That night we had some of her liver raw as an appetizer. I'd never had raw liver before, but it's quite easy to eat. You can cut it up into tiny pieces and shoot it like taking a pill. It's worth doing, too, since it's one of the most nutrient dense parts of the animal.
Exhausted, we finished up our dinner later than usual, and crawled into bed for the last day of hunting. So far I was the only one who had gotten an elk, but hopefully we'd have more luck on the last day.
We woke up and had a light breakfast of elk liver, and headed off to our final morning hunt.
Chris, Josh, Mansal and I had a special mission for the morning. When Chris and Josh left me alone with my elk yesterday, they realized we had accidentally injured a second one that was with her. When we watched the footage of what happened, the elk had cut back right in front of the mine at the worst possible moment, and been clipped by one of our shots.
She was bleeding and Chris and Josh had tracked her for a bit last night, but we knew we needed to go look for her and make sure she was okay today.
So we set off from where I'd gotten my elk to see if we could find her.
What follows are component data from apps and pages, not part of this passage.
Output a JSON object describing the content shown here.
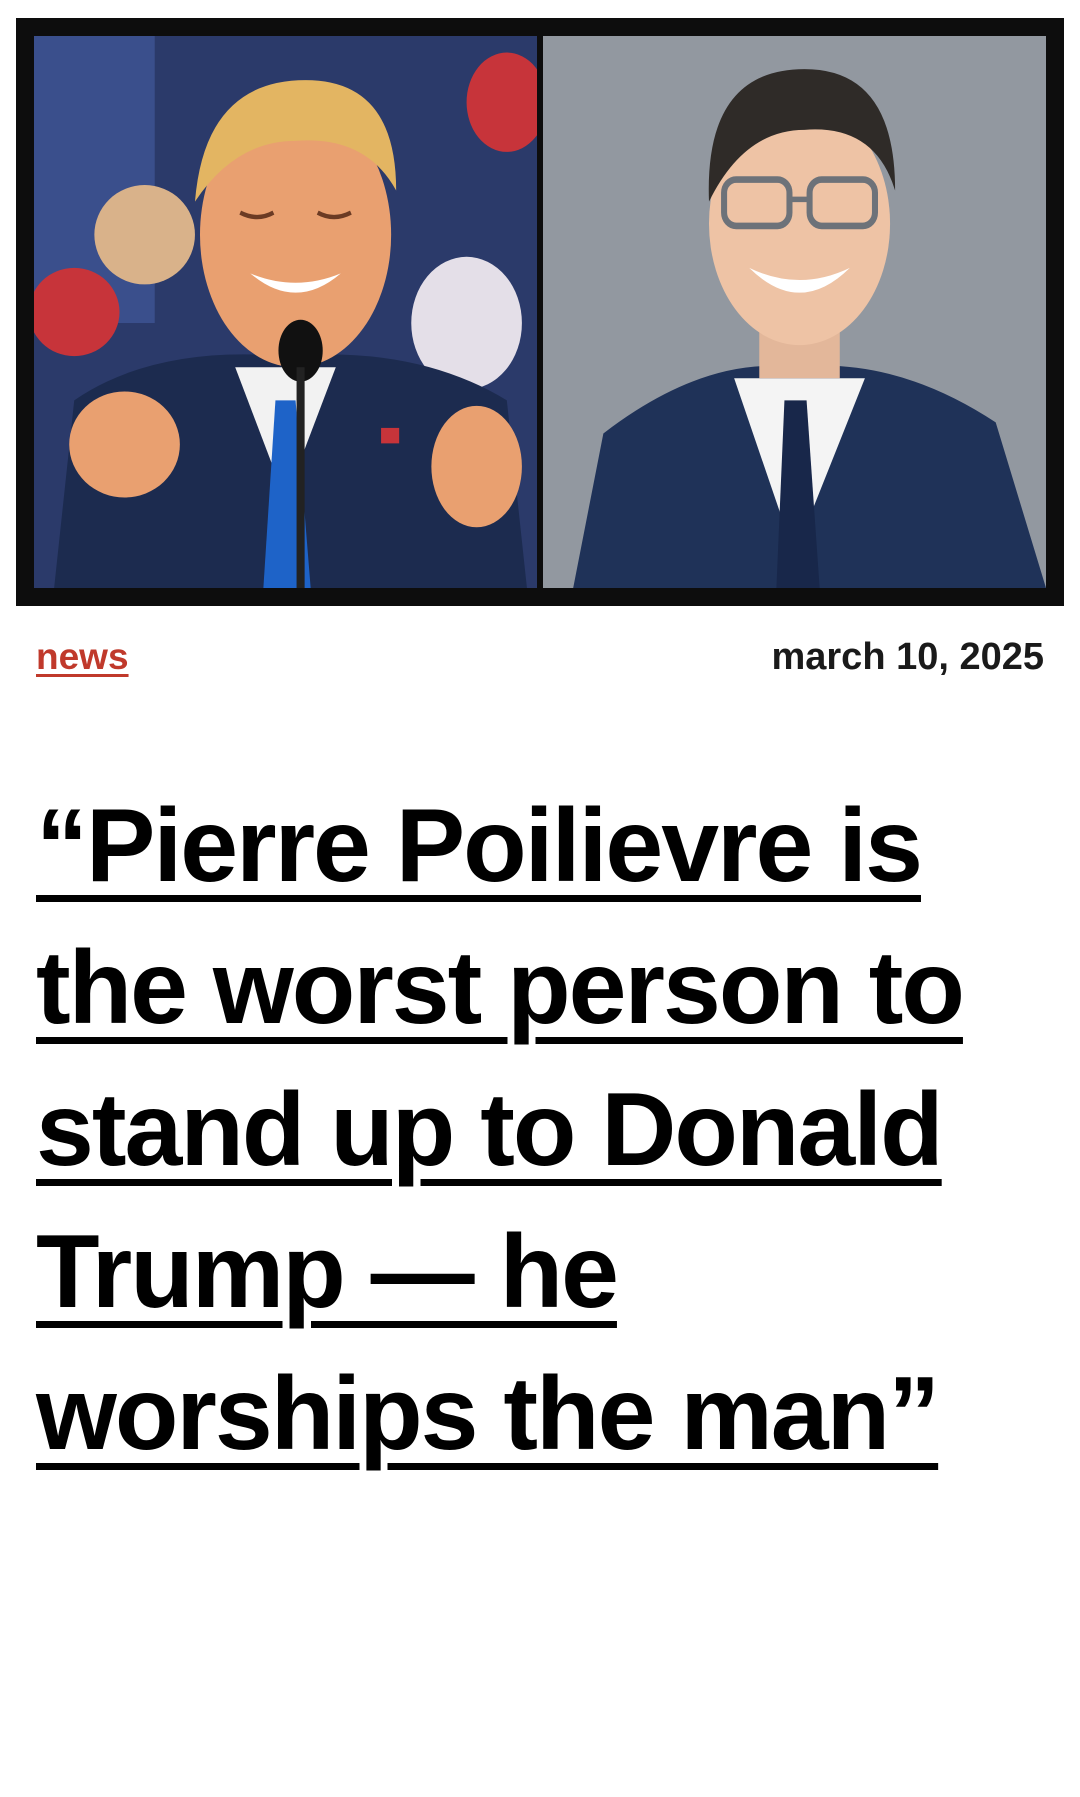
{
  "hero": {
    "left_photo": "Donald Trump speaking at a rally microphone",
    "right_photo": "Pierre Poilievre smiling in a navy suit",
    "colors": {
      "frame": "#0d0d0d",
      "suit_navy": "#1c2b4f",
      "tie_blue": "#1e63c8",
      "backdrop_grey": "#8a9098"
    }
  },
  "article": {
    "category": "news",
    "date": "march 10, 2025",
    "headline": "“Pierre Poilievre is the worst person to stand up to Donald Trump — he worships the man”"
  },
  "colors": {
    "category_red": "#c0392b",
    "text": "#000000"
  }
}
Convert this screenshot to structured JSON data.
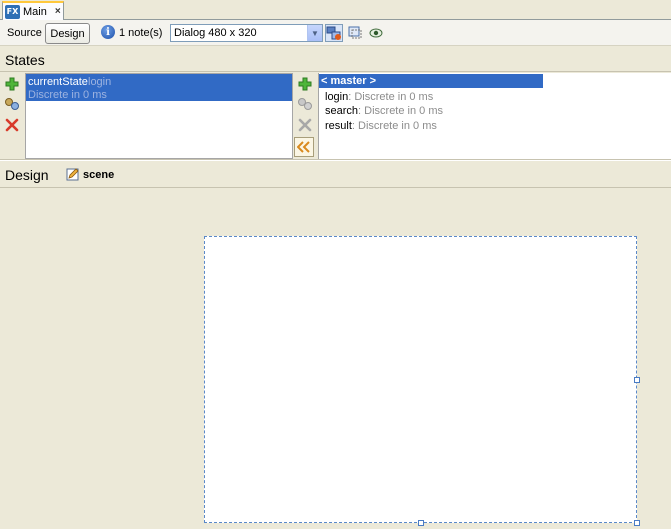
{
  "tabs": [
    {
      "label": "Main",
      "icon": "fx-file-icon",
      "active": true
    }
  ],
  "toolbar": {
    "source_label": "Source",
    "design_label": "Design",
    "notes_label": "1 note(s)",
    "device_select": {
      "selected": "Dialog 480 x 320"
    }
  },
  "states": {
    "title": "States",
    "left": {
      "name": "currentState",
      "value": "login",
      "sub": "Discrete in 0 ms"
    },
    "right": {
      "master": "< master >",
      "items": [
        {
          "name": "login",
          "detail": ": Discrete in 0 ms"
        },
        {
          "name": "search",
          "detail": ": Discrete in 0 ms"
        },
        {
          "name": "result",
          "detail": ": Discrete in 0 ms"
        }
      ]
    }
  },
  "design": {
    "title": "Design",
    "scene_label": "scene"
  },
  "colors": {
    "background": "#ece9d8",
    "selection": "#316ac5",
    "tab_accent": "#ffc83c"
  }
}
There was a blood trail, but it was light. However she got hit it wasn't particularly bad, and we weren't sure if it would even slow her down.
We also weren't the only ones on her trail. Almost immediately after her tracks started, we saw tracks from a number of coyotes converge on her trail and start following it. That introduced another fear: that we might not have killed her, and subjected her to getting eaten by coyotes.
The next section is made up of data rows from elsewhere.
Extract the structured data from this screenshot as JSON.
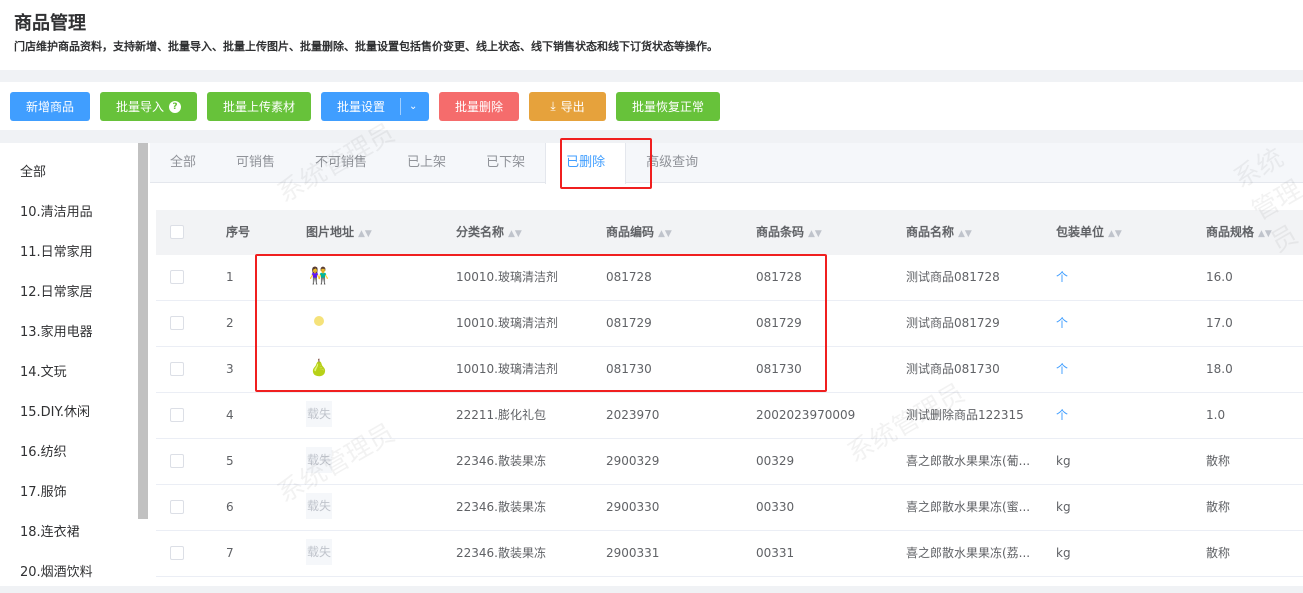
{
  "header": {
    "title": "商品管理",
    "description": "门店维护商品资料，支持新增、批量导入、批量上传图片、批量删除、批量设置包括售价变更、线上状态、线下销售状态和线下订货状态等操作。"
  },
  "toolbar": {
    "add": "新增商品",
    "import": "批量导入",
    "upload": "批量上传素材",
    "settings": "批量设置",
    "delete": "批量删除",
    "export": "导出",
    "restore": "批量恢复正常",
    "help": "?"
  },
  "sidebar": [
    "全部",
    "10.清洁用品",
    "11.日常家用",
    "12.日常家居",
    "13.家用电器",
    "14.文玩",
    "15.DIY.休闲",
    "16.纺织",
    "17.服饰",
    "18.连衣裙",
    "20.烟酒饮料"
  ],
  "tabs": [
    "全部",
    "可销售",
    "不可销售",
    "已上架",
    "已下架",
    "已删除",
    "高级查询"
  ],
  "active_tab": "已删除",
  "watermark": "系统管理员",
  "columns": [
    "序号",
    "图片地址",
    "分类名称",
    "商品编码",
    "商品条码",
    "商品名称",
    "包装单位",
    "商品规格"
  ],
  "image_failed": "载失",
  "rows": [
    {
      "no": "1",
      "img": "people",
      "cat": "10010.玻璃清洁剂",
      "code": "081728",
      "barcode": "081728",
      "name": "测试商品081728",
      "unit": "个",
      "spec": "16.0"
    },
    {
      "no": "2",
      "img": "dot",
      "cat": "10010.玻璃清洁剂",
      "code": "081729",
      "barcode": "081729",
      "name": "测试商品081729",
      "unit": "个",
      "spec": "17.0"
    },
    {
      "no": "3",
      "img": "pear",
      "cat": "10010.玻璃清洁剂",
      "code": "081730",
      "barcode": "081730",
      "name": "测试商品081730",
      "unit": "个",
      "spec": "18.0"
    },
    {
      "no": "4",
      "img": "failed",
      "cat": "22211.膨化礼包",
      "code": "2023970",
      "barcode": "2002023970009",
      "name": "测试删除商品122315",
      "unit": "个",
      "spec": "1.0"
    },
    {
      "no": "5",
      "img": "failed",
      "cat": "22346.散装果冻",
      "code": "2900329",
      "barcode": "00329",
      "name": "喜之郎散水果果冻(葡...",
      "unit": "kg",
      "spec": "散称"
    },
    {
      "no": "6",
      "img": "failed",
      "cat": "22346.散装果冻",
      "code": "2900330",
      "barcode": "00330",
      "name": "喜之郎散水果果冻(蜜...",
      "unit": "kg",
      "spec": "散称"
    },
    {
      "no": "7",
      "img": "failed",
      "cat": "22346.散装果冻",
      "code": "2900331",
      "barcode": "00331",
      "name": "喜之郎散水果果冻(荔...",
      "unit": "kg",
      "spec": "散称"
    }
  ]
}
Good signs started presenting themselves though. For one, she wasn't just going downhill. She was climbing some pretty steep terrain which suggested she wasn't hurting much. Also, the blood was only landing below her tracks and not getting wiped off on branches, which suggested it was a wound towards the top of her back and not in her side where her lungs and guts could have been hit. And the blood trail was getting lighter.
After almost a mile and a half it was clear she was doing well and we hadn't caused any serious harm. Her calf was with her, she wasn't slowed down, the bleeding had just about stopped, and even the coyotes had given up following her. We breathed a sigh of relief and headed back to our Jeep.
I wish I had some epic story about how everyone else got their elk on the final hunt of the day, but it didn't happen. We saw no elks that morning, or afternoon, and ended up all leaving empty handed on the last day. It was disappointing, but considering what an incredible experience it had been anyway no one regretted making the trip.
(photo credit: Mike Pullano)
That night we had steaks from my elk's backstraps, and her heart, and closed out the ceremonial part of the trip.
This elk hunting trip was among the more memorable experiences of my life.
It required me to seriously level up my marksmanship, and proficiency as a hunter. It brought a whole new level of respect and empathy to eating meat, beyond what I'd already gained from my first trip. It gave me more clarity on my work and priorities than I'd had all year, both from the plant medicine and the extensive time for integration. And it was a lot of fun to get to hang out with new and old friends in such a beautiful place for a week.
One thing in particular I took away from it was how important it is to take breaks. To step back and give yourself time to reflect. And to get out into nature and turn off the always-plugged-in part of my brain for a bit.
Looking forward to 2021, I want to find more time for trips like this. Definitely more hunting, but also more time away from the city out in nature with friends. It really helps get you into a different headspace, and I think it's a headspace we're severely lacking in our day to day lives.
If you want to do a trip like this, definitely reach out to Mansal and Sacred Hunting. He's doing amazing work there, and I think everyone who eats meat could benefit from having this kind of experience.